### Exercise requirements
Your copy of the data should match it exactly, except that the pictures are gone.

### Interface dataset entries
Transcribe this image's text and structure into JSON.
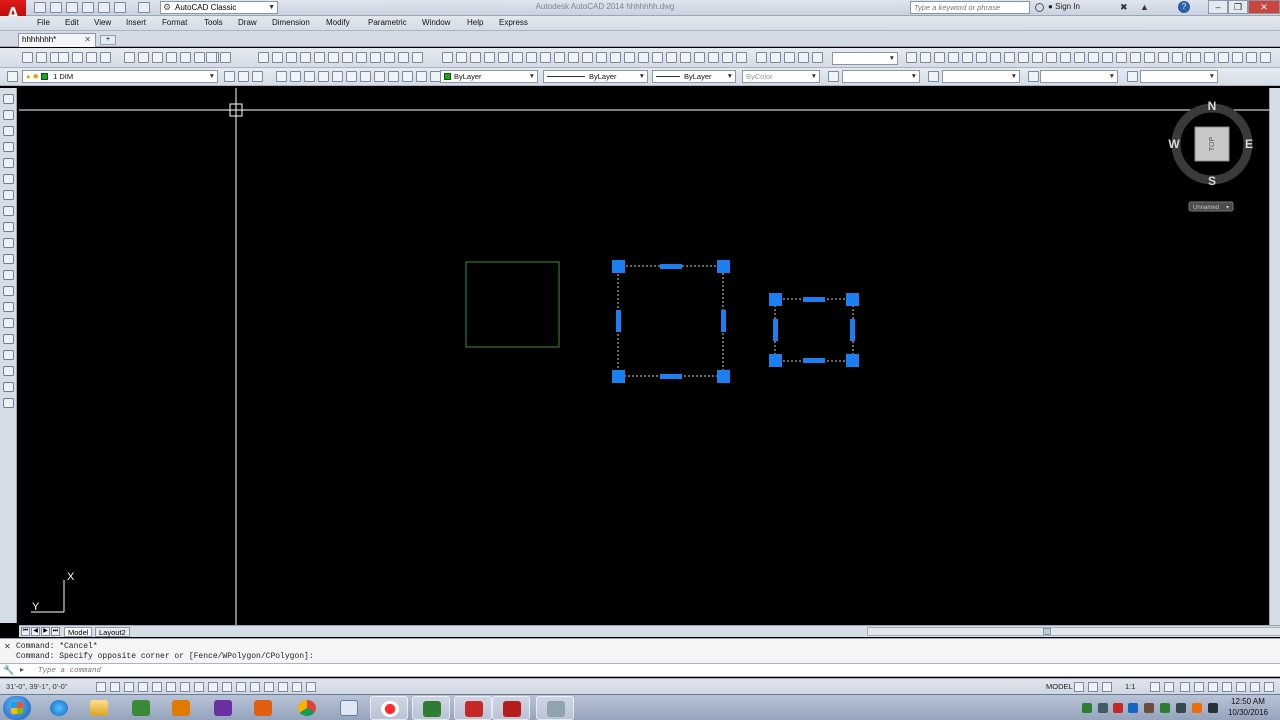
{
  "app": {
    "logo_letter": "A",
    "window_title": "Autodesk AutoCAD 2014    hhhhhhh.dwg",
    "workspace": "AutoCAD Classic",
    "search_placeholder": "Type a keyword or phrase",
    "signin_label": "Sign In",
    "minimize": "–",
    "restore": "❐",
    "close": "✕"
  },
  "menu": [
    "File",
    "Edit",
    "View",
    "Insert",
    "Format",
    "Tools",
    "Draw",
    "Dimension",
    "Modify",
    "Parametric",
    "Window",
    "Help",
    "Express"
  ],
  "document_tab": {
    "label": "hhhhhhh*",
    "close": "✕",
    "new_tab": "+"
  },
  "layer_toolbar": {
    "current_layer": "1 DIM",
    "color": "ByLayer",
    "linetype": "ByLayer",
    "lineweight": "ByLayer",
    "plot_style": "ByColor"
  },
  "viewcube": {
    "north": "N",
    "south": "S",
    "east": "E",
    "west": "W",
    "face": "TOP",
    "ucs_menu": "Unnamed"
  },
  "ucs_icon": {
    "x_label": "X",
    "y_label": "Y"
  },
  "layout_tabs": [
    "Model",
    "Layout2"
  ],
  "command_history": [
    "Command: *Cancel*",
    "Command: Specify opposite corner or [Fence/WPolygon/CPolygon]:"
  ],
  "command_input_placeholder": "Type a command",
  "status": {
    "coordinates": "31'-0\",  39'-1\",  0'-0\"",
    "space": "MODEL",
    "annotation_scale": "1:1"
  },
  "clock": {
    "time": "12:50 AM",
    "date": "10/30/2016"
  },
  "colors": {
    "grip": "#1c7ff0",
    "rectangle": "#3f8f2a",
    "canvas": "#000000",
    "crosshair": "#ffffff"
  }
}
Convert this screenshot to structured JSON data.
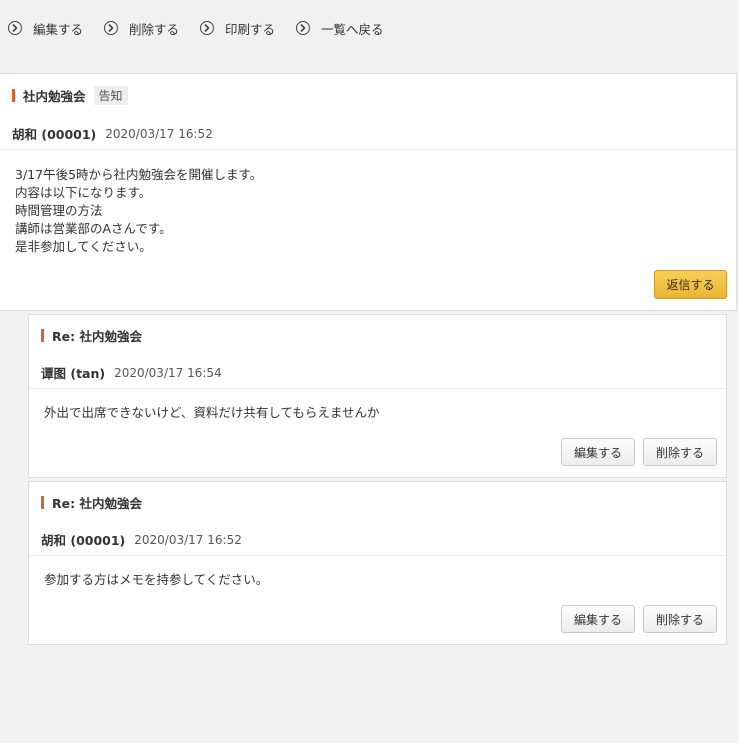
{
  "toolbar": {
    "edit": "編集する",
    "delete": "削除する",
    "print": "印刷する",
    "back": "一覧へ戻る"
  },
  "main_post": {
    "title": "社内勉強会",
    "tag": "告知",
    "author": "胡和 (00001)",
    "date": "2020/03/17 16:52",
    "lines": [
      "3/17午後5時から社内勉強会を開催します。",
      "内容は以下になります。",
      "時間管理の方法",
      "講師は営業部のAさんです。",
      "是非参加してください。"
    ],
    "reply_label": "返信する"
  },
  "replies": [
    {
      "title": "Re: 社内勉強会",
      "author": "谭图 (tan)",
      "date": "2020/03/17 16:54",
      "body": "外出で出席できないけど、資料だけ共有してもらえませんか",
      "edit_label": "編集する",
      "delete_label": "削除する"
    },
    {
      "title": "Re: 社内勉強会",
      "author": "胡和 (00001)",
      "date": "2020/03/17 16:52",
      "body": "参加する方はメモを持参してください。",
      "edit_label": "編集する",
      "delete_label": "削除する"
    }
  ],
  "colors": {
    "background": "#f1f1f1",
    "accent_bar": "#e0602a",
    "reply_button": "#f0c040"
  }
}
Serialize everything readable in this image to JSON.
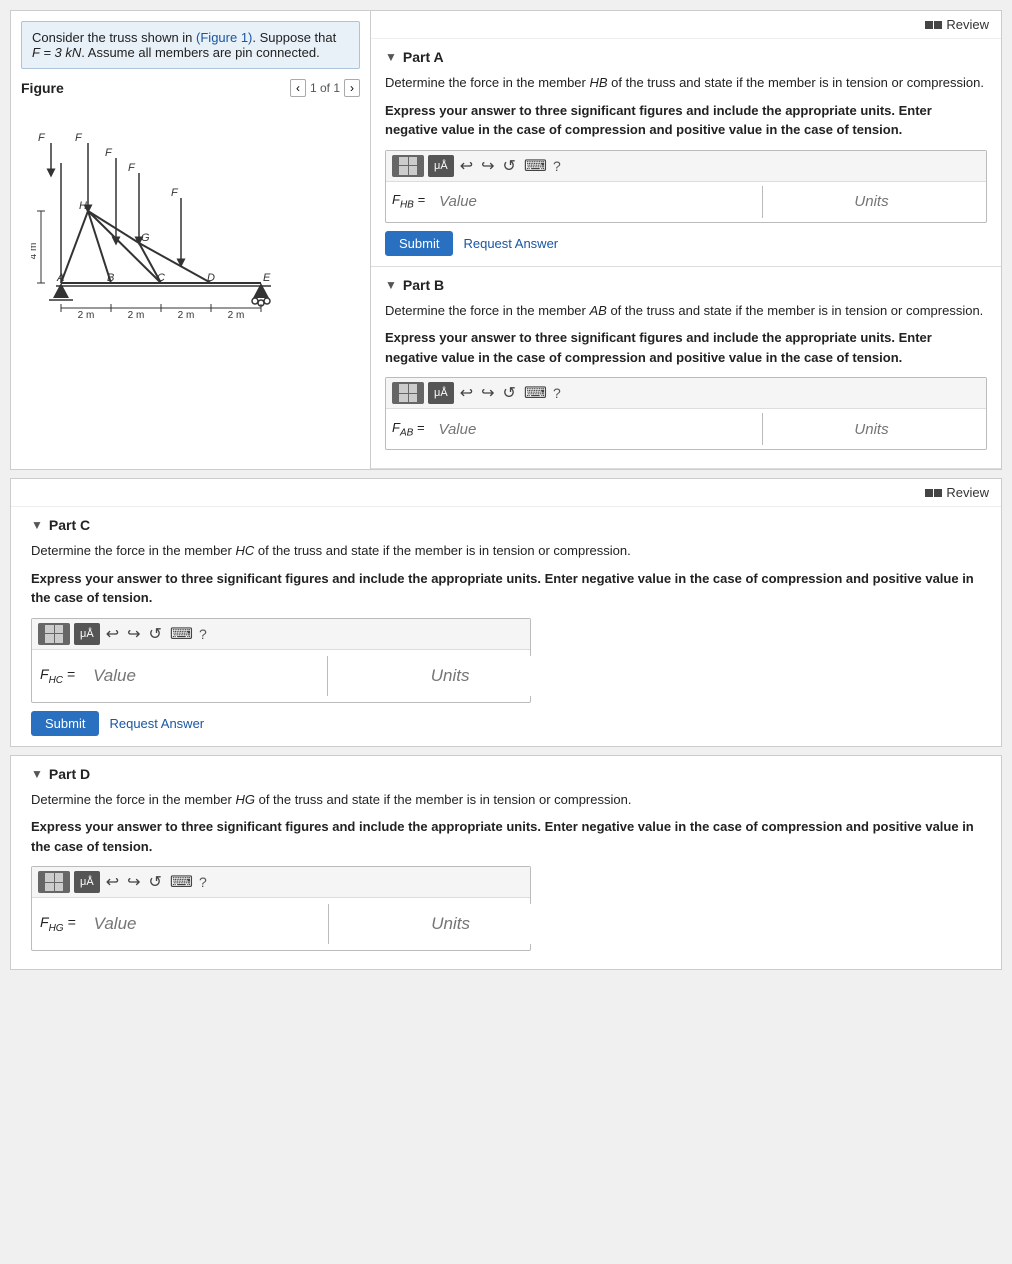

### Output below
Transcribe this image's text and structure into JSON.
{
  "app": {
    "logo_letter": "A",
    "window_title": "Autodesk AutoCAD 2014    hhhhhhh.dwg",
    "workspace": "AutoCAD Classic",
    "search_placeholder": "Type a keyword or phrase",
    "signin_label": "Sign In",
    "minimize": "–",
    "restore": "❐",
    "close": "✕"
  },
  "menu": [
    "File",
    "Edit",
    "View",
    "Insert",
    "Format",
    "Tools",
    "Draw",
    "Dimension",
    "Modify",
    "Parametric",
    "Window",
    "Help",
    "Express"
  ],
  "document_tab": {
    "label": "hhhhhhh*",
    "close": "✕",
    "new_tab": "+"
  },
  "layer_toolbar": {
    "current_layer": "1 DIM",
    "color": "ByLayer",
    "linetype": "ByLayer",
    "lineweight": "ByLayer",
    "plot_style": "ByColor"
  },
  "viewcube": {
    "north": "N",
    "south": "S",
    "east": "E",
    "west": "W",
    "face": "TOP",
    "ucs_menu": "Unnamed"
  },
  "ucs_icon": {
    "x_label": "X",
    "y_label": "Y"
  },
  "layout_tabs": [
    "Model",
    "Layout2"
  ],
  "command_history": [
    "Command: *Cancel*",
    "Command: Specify opposite corner or [Fence/WPolygon/CPolygon]:"
  ],
  "command_input_placeholder": "Type a command",
  "status": {
    "coordinates": "31'-0\",  39'-1\",  0'-0\"",
    "space": "MODEL",
    "annotation_scale": "1:1"
  },
  "clock": {
    "time": "12:50 AM",
    "date": "10/30/2016"
  },
  "colors": {
    "grip": "#1c7ff0",
    "rectangle": "#3f8f2a",
    "canvas": "#000000",
    "crosshair": "#ffffff"
  }
}
Convert this screenshot to structured JSON data.
{
  "toolbar": {
    "edit": "編集する",
    "delete": "削除する",
    "print": "印刷する",
    "back": "一覧へ戻る"
  },
  "main_post": {
    "title": "社内勉強会",
    "tag": "告知",
    "author": "胡和 (00001)",
    "date": "2020/03/17 16:52",
    "lines": [
      "3/17午後5時から社内勉強会を開催します。",
      "内容は以下になります。",
      "時間管理の方法",
      "講師は営業部のAさんです。",
      "是非参加してください。"
    ],
    "reply_label": "返信する"
  },
  "replies": [
    {
      "title": "Re: 社内勉強会",
      "author": "谭图 (tan)",
      "date": "2020/03/17 16:54",
      "body": "外出で出席できないけど、資料だけ共有してもらえませんか",
      "edit_label": "編集する",
      "delete_label": "削除する"
    },
    {
      "title": "Re: 社内勉強会",
      "author": "胡和 (00001)",
      "date": "2020/03/17 16:52",
      "body": "参加する方はメモを持参してください。",
      "edit_label": "編集する",
      "delete_label": "削除する"
    }
  ],
  "colors": {
    "background": "#f1f1f1",
    "accent_bar": "#e0602a",
    "reply_button": "#f0c040"
  }
}
Serialize everything readable in this image to JSON.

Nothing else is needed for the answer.